(Excerpts from an interface dataset)
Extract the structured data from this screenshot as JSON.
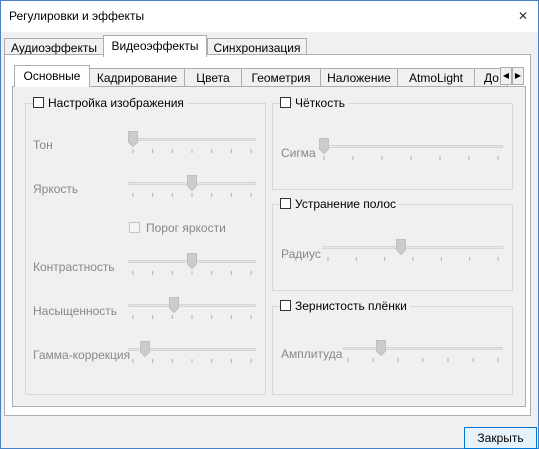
{
  "window": {
    "title": "Регулировки и эффекты"
  },
  "tabs": [
    "Аудиоэффекты",
    "Видеоэффекты",
    "Синхронизация"
  ],
  "subtabs": [
    "Основные",
    "Кадрирование",
    "Цвета",
    "Геометрия",
    "Наложение",
    "AtmoLight",
    "До"
  ],
  "image": {
    "title": "Настройка изображения",
    "tone": {
      "label": "Тон",
      "value": 0.0
    },
    "brightness": {
      "label": "Яркость",
      "value": 0.5
    },
    "threshold": {
      "label": "Порог яркости"
    },
    "contrast": {
      "label": "Контрастность",
      "value": 0.5
    },
    "saturation": {
      "label": "Насыщенность",
      "value": 0.35
    },
    "gamma": {
      "label": "Гамма-коррекция",
      "value": 0.1
    }
  },
  "sharpness": {
    "title": "Чёткость",
    "sigma": {
      "label": "Сигма",
      "value": 0.0
    }
  },
  "banding": {
    "title": "Устранение полос",
    "radius": {
      "label": "Радиус",
      "value": 0.43
    }
  },
  "grain": {
    "title": "Зернистость плёнки",
    "amplitude": {
      "label": "Амплитуда",
      "value": 0.22
    }
  },
  "close_button": "Закрыть"
}
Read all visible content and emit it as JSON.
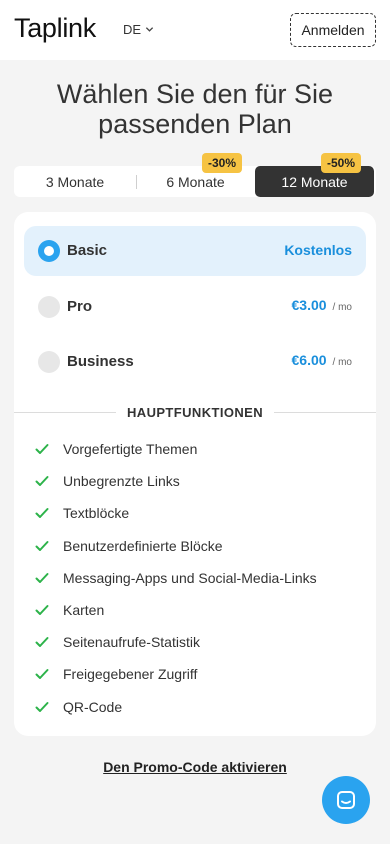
{
  "header": {
    "logo": "Taplink",
    "language": "DE",
    "login_label": "Anmelden"
  },
  "title": {
    "line1": "Wählen Sie den für Sie",
    "line2": "passenden Plan"
  },
  "periods": {
    "items": [
      {
        "label": "3 Monate",
        "badge": ""
      },
      {
        "label": "6 Monate",
        "badge": "-30%"
      },
      {
        "label": "12 Monate",
        "badge": "-50%"
      }
    ],
    "selected": "12 Monate"
  },
  "plans": [
    {
      "name": "Basic",
      "price": "Kostenlos",
      "unit": "",
      "selected": true
    },
    {
      "name": "Pro",
      "price": "€3.00",
      "unit": "/ mo",
      "selected": false
    },
    {
      "name": "Business",
      "price": "€6.00",
      "unit": "/ mo",
      "selected": false
    }
  ],
  "features": {
    "heading": "HAUPTFUNKTIONEN",
    "items": [
      "Vorgefertigte Themen",
      "Unbegrenzte Links",
      "Textblöcke",
      "Benutzerdefinierte Blöcke",
      "Messaging-Apps und Social-Media-Links",
      "Karten",
      "Seitenaufrufe-Statistik",
      "Freigegebener Zugriff",
      "QR-Code"
    ]
  },
  "promo_label": "Den Promo-Code aktivieren",
  "icons": {
    "check": "check-icon",
    "chat": "chat-icon",
    "chevron": "chevron-down-icon"
  },
  "colors": {
    "accent_blue": "#1a8fdc",
    "selected_period_bg": "#333333",
    "badge_bg": "#f6c343",
    "check_green": "#2db34a",
    "active_plan_bg": "#e3f1fc"
  }
}
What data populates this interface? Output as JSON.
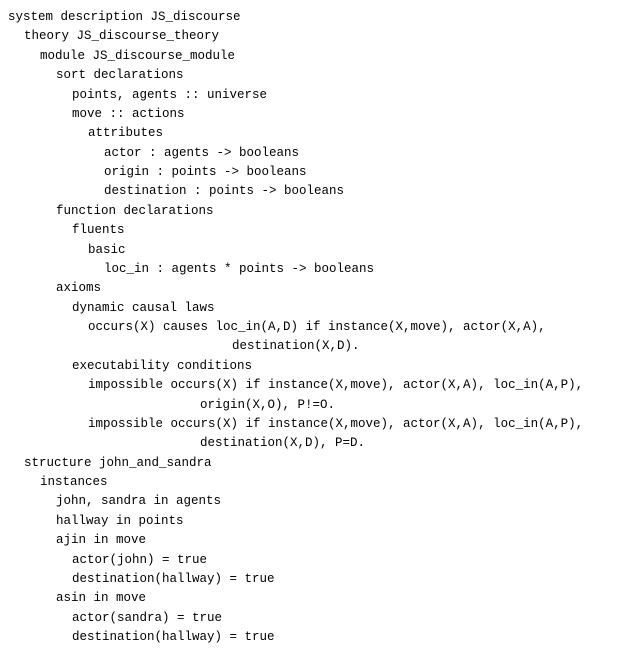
{
  "lines": {
    "l01": "system description JS_discourse",
    "l02": "theory JS_discourse_theory",
    "l03": "module JS_discourse_module",
    "l04": "sort declarations",
    "l05": "points, agents :: universe",
    "l06": "move :: actions",
    "l07": "attributes",
    "l08": "actor : agents -> booleans",
    "l09": "origin : points -> booleans",
    "l10": "destination : points -> booleans",
    "l11": "function declarations",
    "l12": "fluents",
    "l13": "basic",
    "l14": "loc_in : agents * points -> booleans",
    "l15": "axioms",
    "l16": "dynamic causal laws",
    "l17": "occurs(X) causes loc_in(A,D) if instance(X,move), actor(X,A),",
    "l18": "destination(X,D).",
    "l19": "executability conditions",
    "l20": "impossible occurs(X) if instance(X,move), actor(X,A), loc_in(A,P),",
    "l21": "origin(X,O), P!=O.",
    "l22": "impossible occurs(X) if instance(X,move), actor(X,A), loc_in(A,P),",
    "l23": "destination(X,D), P=D.",
    "l24": "structure john_and_sandra",
    "l25": "instances",
    "l26": "john, sandra in agents",
    "l27": "hallway in points",
    "l28": "ajin in move",
    "l29": "actor(john) = true",
    "l30": "destination(hallway) = true",
    "l31": "asin in move",
    "l32": "actor(sandra) = true",
    "l33": "destination(hallway) = true"
  }
}
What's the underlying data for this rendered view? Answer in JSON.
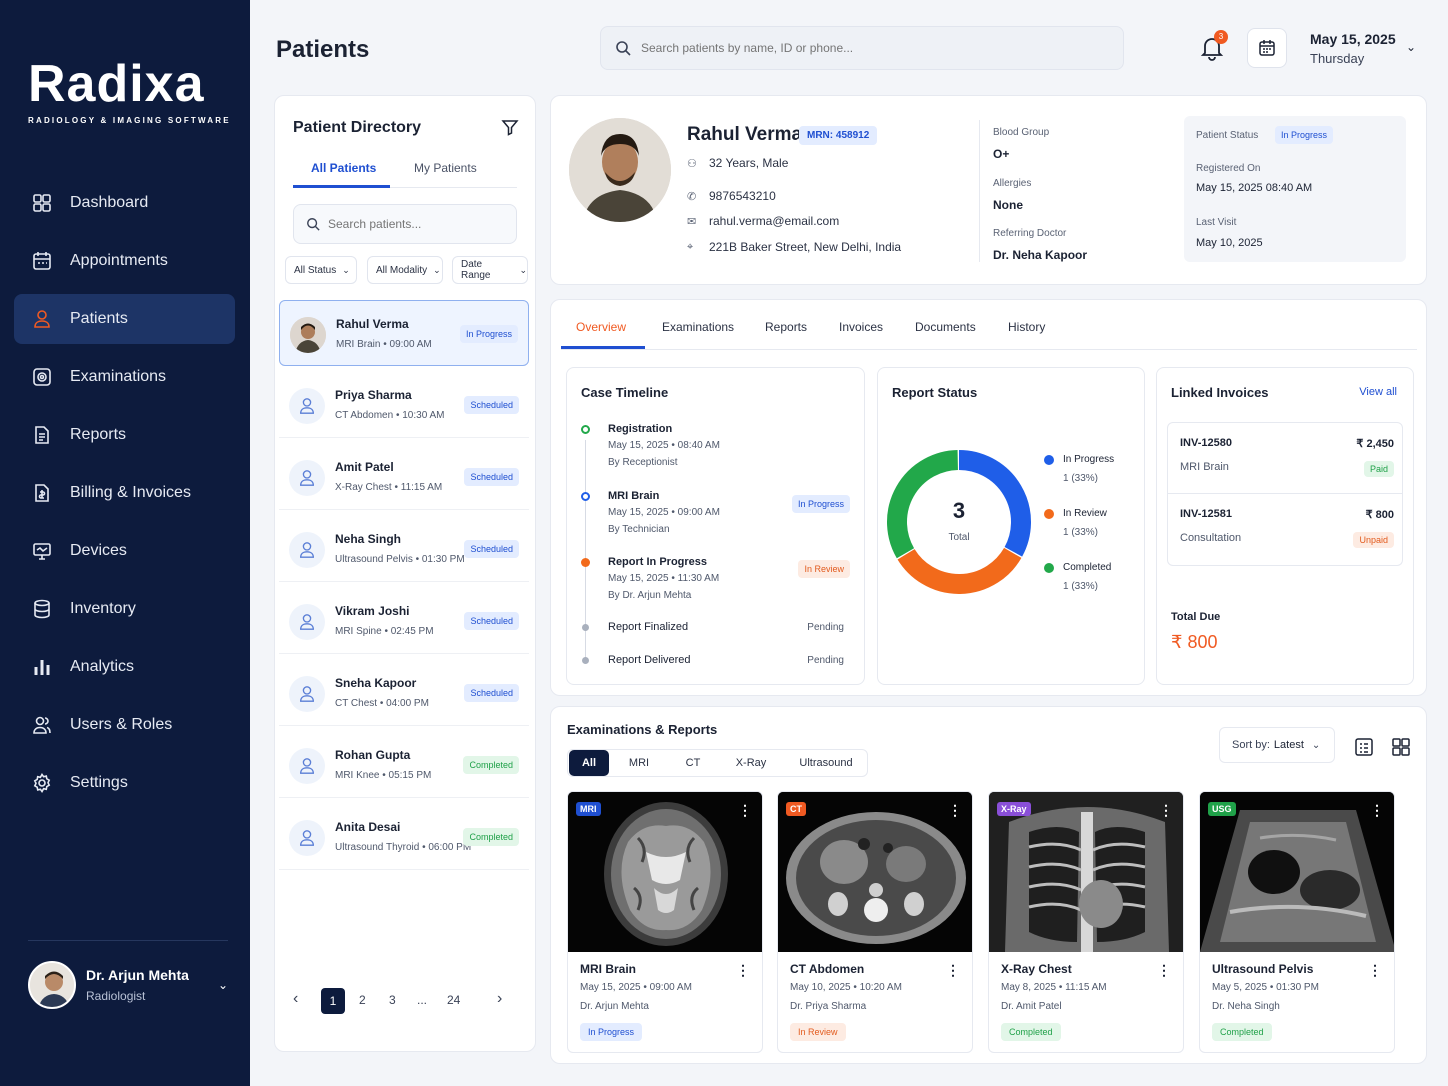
{
  "brand": {
    "logo_text": "Radixa",
    "tagline": "RADIOLOGY & IMAGING SOFTWARE",
    "accent": "#f05a22",
    "nav_bg": "#0d1b3d",
    "primary": "#1f4fd1"
  },
  "nav": [
    {
      "label": "Dashboard",
      "icon": "dashboard-icon"
    },
    {
      "label": "Appointments",
      "icon": "calendar-icon"
    },
    {
      "label": "Patients",
      "icon": "user-icon",
      "active": true
    },
    {
      "label": "Examinations",
      "icon": "scan-icon"
    },
    {
      "label": "Reports",
      "icon": "document-icon"
    },
    {
      "label": "Billing & Invoices",
      "icon": "invoice-icon"
    },
    {
      "label": "Devices",
      "icon": "monitor-icon"
    },
    {
      "label": "Inventory",
      "icon": "database-icon"
    },
    {
      "label": "Analytics",
      "icon": "bar-chart-icon"
    },
    {
      "label": "Users & Roles",
      "icon": "users-icon"
    },
    {
      "label": "Settings",
      "icon": "gear-icon"
    }
  ],
  "user": {
    "name": "Dr. Arjun Mehta",
    "role": "Radiologist"
  },
  "header": {
    "title": "Patients",
    "search_placeholder": "Search patients by name, ID or phone...",
    "notif_count": "3",
    "date": "May 15, 2025",
    "day": "Thursday"
  },
  "directory": {
    "title": "Patient Directory",
    "tabs": [
      "All Patients",
      "My Patients"
    ],
    "search_placeholder": "Search patients...",
    "filters": [
      "All Status",
      "All Modality",
      "Date Range"
    ],
    "patients": [
      {
        "name": "Rahul Verma",
        "exam": "MRI Brain",
        "time": "09:00 AM",
        "status": "In Progress"
      },
      {
        "name": "Priya Sharma",
        "exam": "CT Abdomen",
        "time": "10:30 AM",
        "status": "Scheduled"
      },
      {
        "name": "Amit Patel",
        "exam": "X-Ray Chest",
        "time": "11:15 AM",
        "status": "Scheduled"
      },
      {
        "name": "Neha Singh",
        "exam": "Ultrasound Pelvis",
        "time": "01:30 PM",
        "status": "Scheduled"
      },
      {
        "name": "Vikram Joshi",
        "exam": "MRI Spine",
        "time": "02:45 PM",
        "status": "Scheduled"
      },
      {
        "name": "Sneha Kapoor",
        "exam": "CT Chest",
        "time": "04:00 PM",
        "status": "Scheduled"
      },
      {
        "name": "Rohan Gupta",
        "exam": "MRI Knee",
        "time": "05:15 PM",
        "status": "Completed"
      },
      {
        "name": "Anita Desai",
        "exam": "Ultrasound Thyroid",
        "time": "06:00 PM",
        "status": "Completed"
      }
    ],
    "pager": {
      "prev": "‹",
      "pages": [
        "1",
        "2",
        "3",
        "...",
        "24"
      ],
      "next": "›"
    }
  },
  "profile": {
    "name": "Rahul Verma",
    "mrn": "MRN: 458912",
    "age_sex": "32 Years, Male",
    "phone": "9876543210",
    "email": "rahul.verma@email.com",
    "address": "221B Baker Street, New Delhi, India",
    "blood_group_label": "Blood Group",
    "blood_group": "O+",
    "allergies_label": "Allergies",
    "allergies": "None",
    "referring_label": "Referring Doctor",
    "referring": "Dr. Neha Kapoor",
    "status_label": "Patient Status",
    "status": "In Progress",
    "registered_label": "Registered On",
    "registered": "May 15, 2025 08:40 AM",
    "last_visit_label": "Last Visit",
    "last_visit": "May 10, 2025"
  },
  "tabs": [
    "Overview",
    "Examinations",
    "Reports",
    "Invoices",
    "Documents",
    "History"
  ],
  "timeline": {
    "title": "Case Timeline",
    "events": [
      {
        "name": "Registration",
        "date": "May 15, 2025",
        "time": "08:40 AM",
        "by": "By Receptionist"
      },
      {
        "name": "MRI Brain",
        "date": "May 15, 2025",
        "time": "09:00 AM",
        "by": "By Technician",
        "badge": "In Progress"
      },
      {
        "name": "Report In Progress",
        "date": "May 15, 2025",
        "time": "11:30 AM",
        "by": "By Dr. Arjun Mehta",
        "badge": "In Review"
      },
      {
        "name": "Report Finalized",
        "status": "Pending"
      },
      {
        "name": "Report Delivered",
        "status": "Pending"
      }
    ]
  },
  "report_status": {
    "title": "Report Status",
    "total": "3",
    "total_label": "Total",
    "items": [
      {
        "label": "In Progress",
        "value": "1 (33%)",
        "color": "#1f5ee8",
        "share": 0.333
      },
      {
        "label": "In Review",
        "value": "1 (33%)",
        "color": "#f26a1b",
        "share": 0.333
      },
      {
        "label": "Completed",
        "value": "1 (33%)",
        "color": "#22a84a",
        "share": 0.334
      }
    ]
  },
  "invoices": {
    "title": "Linked Invoices",
    "view_all": "View all",
    "items": [
      {
        "id": "INV-12580",
        "amount": "₹ 2,450",
        "desc": "MRI Brain",
        "status": "Paid"
      },
      {
        "id": "INV-12581",
        "amount": "₹ 800",
        "desc": "Consultation",
        "status": "Unpaid"
      }
    ],
    "total_label": "Total Due",
    "total": "₹ 800"
  },
  "exams": {
    "title": "Examinations & Reports",
    "filters": [
      "All",
      "MRI",
      "CT",
      "X-Ray",
      "Ultrasound"
    ],
    "sort_label": "Sort by:",
    "sort_value": "Latest",
    "cards": [
      {
        "tag": "MRI",
        "tag_color": "#1f4fd1",
        "name": "MRI Brain",
        "date": "May 15, 2025",
        "time": "09:00 AM",
        "doctor": "Dr. Arjun Mehta",
        "status": "In Progress"
      },
      {
        "tag": "CT",
        "tag_color": "#f05a22",
        "name": "CT Abdomen",
        "date": "May 10, 2025",
        "time": "10:20 AM",
        "doctor": "Dr. Priya Sharma",
        "status": "In Review"
      },
      {
        "tag": "X-Ray",
        "tag_color": "#8a4fd8",
        "name": "X-Ray Chest",
        "date": "May 8, 2025",
        "time": "11:15 AM",
        "doctor": "Dr. Amit Patel",
        "status": "Completed"
      },
      {
        "tag": "USG",
        "tag_color": "#20a149",
        "name": "Ultrasound Pelvis",
        "date": "May 5, 2025",
        "time": "01:30 PM",
        "doctor": "Dr. Neha Singh",
        "status": "Completed"
      }
    ]
  }
}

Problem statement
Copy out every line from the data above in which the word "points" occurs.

Solved exercise
    "l05": "points, agents :: universe",
    "l09": "origin : points -> booleans",
    "l10": "destination : points -> booleans",
    "l14": "loc_in : agents * points -> booleans",
    "l27": "hallway in points",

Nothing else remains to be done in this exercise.